The coffee trees in Wate Gogogu are only five to ten years old—some of Ethiopia's youngest. These younger trees, the extreme altitudes, and Kadir Jabril’s inimitable focus on quality all together result in an exceptionally complex coffee. In the cup we find intoxicating honeysuckle, passion fruit, and a lively citrus acidity.
2,000 - 2,280 masl
Hand-picked at peak ripeness. Fermented underwater for 36-48 hours. Washed and soaked in clean water. Dried on raised beds for 10-14 days.
The woreda (district) of Uraga has quickly become recognized as one of the most celebrated and prized coffee-producing regions in Ethiopia. A lot of this has to do with staggering altitudes, the young age of the coffee plants, and the nutrient density of the region’s soils. However, the work and dedication of the Jabril brothers—specifically Kadir for this particular washing station—cannot be overstated. The vast majority of this coffee is produced mainly in ‘gardens’, meaning the individual producers tend only a hectare or two of land around their home.
Ethiopia is widely acknowledged as where coffee originated, and its production continues to represent about 10% of the country’s gross domestic product. DNA testing has confirmed over 60 distinct varieties growing in Ethiopia, making it home to the most coffee biodiversity of any region in the world. Given the tradition of coffee production in Ethiopia and the political interworkings of the Ethiopian coffee trade, it is virtually impossible to get single variety coffee lots from Ethiopia. This is changing, albeit very slowly. Most Ethiopian coffees are blends of the many Ethiopian varieties, and referred to simply as 'Ethiopian Landrace'.

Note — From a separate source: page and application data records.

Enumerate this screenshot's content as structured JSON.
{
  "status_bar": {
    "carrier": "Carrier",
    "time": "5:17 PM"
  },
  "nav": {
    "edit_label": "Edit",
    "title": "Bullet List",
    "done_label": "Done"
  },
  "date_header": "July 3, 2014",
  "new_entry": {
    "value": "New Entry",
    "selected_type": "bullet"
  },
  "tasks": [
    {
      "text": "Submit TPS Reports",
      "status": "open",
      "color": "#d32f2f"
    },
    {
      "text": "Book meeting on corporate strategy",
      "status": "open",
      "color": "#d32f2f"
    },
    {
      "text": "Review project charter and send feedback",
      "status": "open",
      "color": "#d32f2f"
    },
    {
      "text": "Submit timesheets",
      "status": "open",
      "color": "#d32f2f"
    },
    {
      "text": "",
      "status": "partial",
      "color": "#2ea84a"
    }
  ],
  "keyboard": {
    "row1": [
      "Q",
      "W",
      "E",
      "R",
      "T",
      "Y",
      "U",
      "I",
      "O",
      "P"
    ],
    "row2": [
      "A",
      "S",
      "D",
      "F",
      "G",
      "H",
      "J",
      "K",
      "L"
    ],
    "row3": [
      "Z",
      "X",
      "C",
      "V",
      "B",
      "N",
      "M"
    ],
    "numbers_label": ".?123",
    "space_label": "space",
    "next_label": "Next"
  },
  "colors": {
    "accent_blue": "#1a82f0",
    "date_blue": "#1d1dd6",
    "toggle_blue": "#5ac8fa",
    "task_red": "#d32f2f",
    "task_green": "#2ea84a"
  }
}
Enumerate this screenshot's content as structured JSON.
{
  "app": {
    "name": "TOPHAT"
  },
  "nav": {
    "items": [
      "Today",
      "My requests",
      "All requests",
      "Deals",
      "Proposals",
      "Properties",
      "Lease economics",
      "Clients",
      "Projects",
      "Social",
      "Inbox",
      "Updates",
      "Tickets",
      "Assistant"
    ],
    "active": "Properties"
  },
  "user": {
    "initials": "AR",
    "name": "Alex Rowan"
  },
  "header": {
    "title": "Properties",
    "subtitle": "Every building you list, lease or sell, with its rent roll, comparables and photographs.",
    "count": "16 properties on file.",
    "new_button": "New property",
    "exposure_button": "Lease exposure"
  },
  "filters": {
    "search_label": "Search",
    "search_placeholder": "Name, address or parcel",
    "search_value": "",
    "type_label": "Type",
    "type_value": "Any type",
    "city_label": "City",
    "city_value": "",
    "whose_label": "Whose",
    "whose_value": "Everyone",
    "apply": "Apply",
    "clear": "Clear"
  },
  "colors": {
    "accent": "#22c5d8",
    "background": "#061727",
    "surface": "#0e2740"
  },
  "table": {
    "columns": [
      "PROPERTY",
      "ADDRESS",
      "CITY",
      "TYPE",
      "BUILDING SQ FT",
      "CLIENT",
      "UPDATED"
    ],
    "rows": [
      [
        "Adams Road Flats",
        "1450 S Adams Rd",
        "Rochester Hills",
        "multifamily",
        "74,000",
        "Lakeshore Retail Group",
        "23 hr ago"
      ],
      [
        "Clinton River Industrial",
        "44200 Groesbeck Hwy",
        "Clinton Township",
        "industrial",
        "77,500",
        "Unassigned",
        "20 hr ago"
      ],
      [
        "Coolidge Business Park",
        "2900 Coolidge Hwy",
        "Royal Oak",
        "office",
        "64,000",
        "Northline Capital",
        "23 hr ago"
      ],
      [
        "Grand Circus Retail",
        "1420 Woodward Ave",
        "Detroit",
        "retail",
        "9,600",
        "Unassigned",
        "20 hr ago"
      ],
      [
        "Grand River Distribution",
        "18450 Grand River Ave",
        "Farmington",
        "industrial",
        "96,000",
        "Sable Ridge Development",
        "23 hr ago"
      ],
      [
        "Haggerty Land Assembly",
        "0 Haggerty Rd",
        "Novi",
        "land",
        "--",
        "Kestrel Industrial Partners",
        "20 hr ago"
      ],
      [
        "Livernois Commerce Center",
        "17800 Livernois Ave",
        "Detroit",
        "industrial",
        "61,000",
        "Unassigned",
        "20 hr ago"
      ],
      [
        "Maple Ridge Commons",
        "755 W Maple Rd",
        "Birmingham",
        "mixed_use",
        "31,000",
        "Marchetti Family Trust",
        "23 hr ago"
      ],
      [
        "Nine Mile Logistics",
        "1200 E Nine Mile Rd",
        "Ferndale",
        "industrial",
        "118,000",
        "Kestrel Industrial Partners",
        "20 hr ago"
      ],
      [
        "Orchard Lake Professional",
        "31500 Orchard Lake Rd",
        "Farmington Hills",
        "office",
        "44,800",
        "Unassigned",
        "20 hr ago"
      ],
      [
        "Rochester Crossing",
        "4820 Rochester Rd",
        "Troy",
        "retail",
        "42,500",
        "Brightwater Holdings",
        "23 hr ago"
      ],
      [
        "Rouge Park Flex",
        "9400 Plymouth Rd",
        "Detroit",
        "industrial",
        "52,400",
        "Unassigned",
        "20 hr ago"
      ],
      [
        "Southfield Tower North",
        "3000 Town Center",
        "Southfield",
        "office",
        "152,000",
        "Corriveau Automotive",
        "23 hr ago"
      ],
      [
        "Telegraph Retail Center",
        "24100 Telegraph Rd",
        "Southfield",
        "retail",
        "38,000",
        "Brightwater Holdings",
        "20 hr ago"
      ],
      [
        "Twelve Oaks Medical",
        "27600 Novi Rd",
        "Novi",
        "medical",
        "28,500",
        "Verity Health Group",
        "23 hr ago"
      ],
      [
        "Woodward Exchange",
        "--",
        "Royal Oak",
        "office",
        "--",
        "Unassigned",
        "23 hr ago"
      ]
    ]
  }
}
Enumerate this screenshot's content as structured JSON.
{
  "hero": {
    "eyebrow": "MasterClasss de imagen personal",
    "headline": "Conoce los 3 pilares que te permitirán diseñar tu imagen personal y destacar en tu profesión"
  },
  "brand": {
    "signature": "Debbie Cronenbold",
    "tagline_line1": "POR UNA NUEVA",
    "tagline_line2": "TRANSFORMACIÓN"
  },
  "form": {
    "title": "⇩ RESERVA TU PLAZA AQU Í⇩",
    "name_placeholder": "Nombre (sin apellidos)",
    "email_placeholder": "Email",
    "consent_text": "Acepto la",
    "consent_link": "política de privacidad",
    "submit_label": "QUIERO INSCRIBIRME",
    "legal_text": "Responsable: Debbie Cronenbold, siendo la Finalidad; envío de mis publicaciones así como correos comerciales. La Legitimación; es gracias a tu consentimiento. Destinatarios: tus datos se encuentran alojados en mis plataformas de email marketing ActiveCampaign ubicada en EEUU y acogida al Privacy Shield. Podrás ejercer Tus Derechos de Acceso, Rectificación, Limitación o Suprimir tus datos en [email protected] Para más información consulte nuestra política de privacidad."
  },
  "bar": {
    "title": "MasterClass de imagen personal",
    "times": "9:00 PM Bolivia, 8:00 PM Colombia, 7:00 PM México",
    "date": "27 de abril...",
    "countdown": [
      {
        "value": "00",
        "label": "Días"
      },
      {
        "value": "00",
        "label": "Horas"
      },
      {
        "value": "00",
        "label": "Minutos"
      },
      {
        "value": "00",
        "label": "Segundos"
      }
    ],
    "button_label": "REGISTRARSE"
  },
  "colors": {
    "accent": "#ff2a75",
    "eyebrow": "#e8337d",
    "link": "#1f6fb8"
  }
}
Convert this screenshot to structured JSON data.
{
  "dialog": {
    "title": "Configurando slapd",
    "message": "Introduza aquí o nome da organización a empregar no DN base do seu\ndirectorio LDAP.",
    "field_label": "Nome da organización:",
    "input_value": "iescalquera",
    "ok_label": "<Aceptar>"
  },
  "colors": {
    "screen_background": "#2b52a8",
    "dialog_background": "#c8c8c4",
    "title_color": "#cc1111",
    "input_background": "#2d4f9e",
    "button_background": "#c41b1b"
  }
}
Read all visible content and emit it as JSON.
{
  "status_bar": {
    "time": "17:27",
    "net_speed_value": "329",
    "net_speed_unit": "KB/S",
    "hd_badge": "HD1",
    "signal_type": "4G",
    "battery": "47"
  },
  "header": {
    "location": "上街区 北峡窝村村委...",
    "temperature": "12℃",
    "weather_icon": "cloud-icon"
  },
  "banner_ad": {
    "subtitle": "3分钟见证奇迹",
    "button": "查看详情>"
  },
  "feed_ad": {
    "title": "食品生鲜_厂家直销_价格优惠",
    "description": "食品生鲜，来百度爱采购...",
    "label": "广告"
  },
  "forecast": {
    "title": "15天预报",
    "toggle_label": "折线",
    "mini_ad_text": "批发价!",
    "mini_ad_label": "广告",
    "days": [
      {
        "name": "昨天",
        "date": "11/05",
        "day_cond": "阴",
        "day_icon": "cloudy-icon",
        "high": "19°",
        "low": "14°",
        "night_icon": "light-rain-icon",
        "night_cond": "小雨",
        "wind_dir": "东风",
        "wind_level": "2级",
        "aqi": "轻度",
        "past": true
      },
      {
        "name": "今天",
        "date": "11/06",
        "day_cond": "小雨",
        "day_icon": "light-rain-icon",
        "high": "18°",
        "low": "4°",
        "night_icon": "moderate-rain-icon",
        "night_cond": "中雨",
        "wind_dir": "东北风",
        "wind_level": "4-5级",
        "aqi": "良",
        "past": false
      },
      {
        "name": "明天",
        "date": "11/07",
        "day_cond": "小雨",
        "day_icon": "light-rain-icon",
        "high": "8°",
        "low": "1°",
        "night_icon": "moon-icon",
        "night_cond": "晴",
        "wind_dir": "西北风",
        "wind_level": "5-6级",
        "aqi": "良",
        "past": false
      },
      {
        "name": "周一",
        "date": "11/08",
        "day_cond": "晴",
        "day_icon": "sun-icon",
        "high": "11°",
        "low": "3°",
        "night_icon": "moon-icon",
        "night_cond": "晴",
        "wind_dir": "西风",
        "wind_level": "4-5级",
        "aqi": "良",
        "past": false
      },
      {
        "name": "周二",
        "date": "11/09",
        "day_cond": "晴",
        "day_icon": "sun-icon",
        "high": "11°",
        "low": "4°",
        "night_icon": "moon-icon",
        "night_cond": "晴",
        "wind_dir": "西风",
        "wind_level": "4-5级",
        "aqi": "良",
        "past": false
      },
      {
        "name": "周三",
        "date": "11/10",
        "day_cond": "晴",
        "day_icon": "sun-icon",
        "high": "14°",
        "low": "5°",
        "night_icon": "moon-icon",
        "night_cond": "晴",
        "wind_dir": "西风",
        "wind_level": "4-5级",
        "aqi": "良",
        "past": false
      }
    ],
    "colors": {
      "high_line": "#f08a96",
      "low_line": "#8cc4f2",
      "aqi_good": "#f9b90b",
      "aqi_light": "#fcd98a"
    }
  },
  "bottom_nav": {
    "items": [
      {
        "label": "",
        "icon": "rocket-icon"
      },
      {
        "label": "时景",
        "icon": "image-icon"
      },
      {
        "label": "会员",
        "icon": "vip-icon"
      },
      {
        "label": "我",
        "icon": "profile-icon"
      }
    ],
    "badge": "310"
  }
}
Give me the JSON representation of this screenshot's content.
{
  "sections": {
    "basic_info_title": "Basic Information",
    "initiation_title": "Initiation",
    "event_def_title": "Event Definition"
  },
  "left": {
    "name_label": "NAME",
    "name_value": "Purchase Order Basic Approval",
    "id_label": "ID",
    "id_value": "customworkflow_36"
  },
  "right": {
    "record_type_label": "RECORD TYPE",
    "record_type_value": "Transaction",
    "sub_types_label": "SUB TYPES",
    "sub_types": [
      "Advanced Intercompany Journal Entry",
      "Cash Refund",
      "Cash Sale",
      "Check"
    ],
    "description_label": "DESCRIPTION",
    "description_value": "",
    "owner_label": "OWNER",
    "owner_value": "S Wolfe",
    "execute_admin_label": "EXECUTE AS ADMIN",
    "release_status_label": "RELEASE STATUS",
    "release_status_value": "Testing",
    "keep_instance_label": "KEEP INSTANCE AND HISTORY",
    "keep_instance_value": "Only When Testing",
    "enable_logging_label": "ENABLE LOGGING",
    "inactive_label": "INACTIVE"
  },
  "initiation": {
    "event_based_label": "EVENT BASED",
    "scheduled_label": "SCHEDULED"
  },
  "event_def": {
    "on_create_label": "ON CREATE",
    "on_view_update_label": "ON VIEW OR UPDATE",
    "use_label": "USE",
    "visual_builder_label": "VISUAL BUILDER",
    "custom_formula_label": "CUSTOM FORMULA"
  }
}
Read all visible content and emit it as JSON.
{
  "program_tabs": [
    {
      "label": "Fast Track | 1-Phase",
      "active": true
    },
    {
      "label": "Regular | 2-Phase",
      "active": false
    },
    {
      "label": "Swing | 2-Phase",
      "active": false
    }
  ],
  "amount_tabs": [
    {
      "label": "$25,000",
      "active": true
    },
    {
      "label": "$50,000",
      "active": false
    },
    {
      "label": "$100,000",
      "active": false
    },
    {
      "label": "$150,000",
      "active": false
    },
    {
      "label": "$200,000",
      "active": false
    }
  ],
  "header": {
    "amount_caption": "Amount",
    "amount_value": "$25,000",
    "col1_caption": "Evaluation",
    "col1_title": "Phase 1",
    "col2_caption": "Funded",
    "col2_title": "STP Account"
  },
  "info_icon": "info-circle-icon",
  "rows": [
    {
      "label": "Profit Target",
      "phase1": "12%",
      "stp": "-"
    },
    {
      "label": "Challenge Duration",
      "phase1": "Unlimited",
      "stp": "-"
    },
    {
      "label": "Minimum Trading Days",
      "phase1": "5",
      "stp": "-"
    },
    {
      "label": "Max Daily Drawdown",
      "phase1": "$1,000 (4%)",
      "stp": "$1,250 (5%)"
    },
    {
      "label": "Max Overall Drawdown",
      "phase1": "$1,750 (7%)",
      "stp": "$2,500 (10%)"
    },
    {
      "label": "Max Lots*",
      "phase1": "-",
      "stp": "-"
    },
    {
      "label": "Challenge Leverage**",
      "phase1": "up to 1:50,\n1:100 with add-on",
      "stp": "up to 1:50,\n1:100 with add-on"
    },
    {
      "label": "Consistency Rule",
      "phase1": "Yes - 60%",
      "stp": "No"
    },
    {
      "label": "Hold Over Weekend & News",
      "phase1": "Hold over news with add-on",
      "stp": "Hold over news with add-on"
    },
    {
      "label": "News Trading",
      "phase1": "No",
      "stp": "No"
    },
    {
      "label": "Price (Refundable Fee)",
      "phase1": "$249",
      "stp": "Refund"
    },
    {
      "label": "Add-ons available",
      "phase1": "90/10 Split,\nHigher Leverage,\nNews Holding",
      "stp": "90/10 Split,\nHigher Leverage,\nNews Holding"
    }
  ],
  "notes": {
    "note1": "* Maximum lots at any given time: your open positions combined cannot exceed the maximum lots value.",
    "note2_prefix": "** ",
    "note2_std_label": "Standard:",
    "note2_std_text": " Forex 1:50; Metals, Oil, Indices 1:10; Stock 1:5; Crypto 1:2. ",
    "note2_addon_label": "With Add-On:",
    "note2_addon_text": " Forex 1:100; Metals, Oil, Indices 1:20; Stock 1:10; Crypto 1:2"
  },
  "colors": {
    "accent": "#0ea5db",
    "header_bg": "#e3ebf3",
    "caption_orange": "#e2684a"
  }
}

The cost of getting a coffee from cherry to beverage varies enormously depending on its place of origin and the location of its consumption. The inclusion of price transparency is a starting point to inform broader conversation around the true costs of production and the sustainability of specialty coffee as a whole.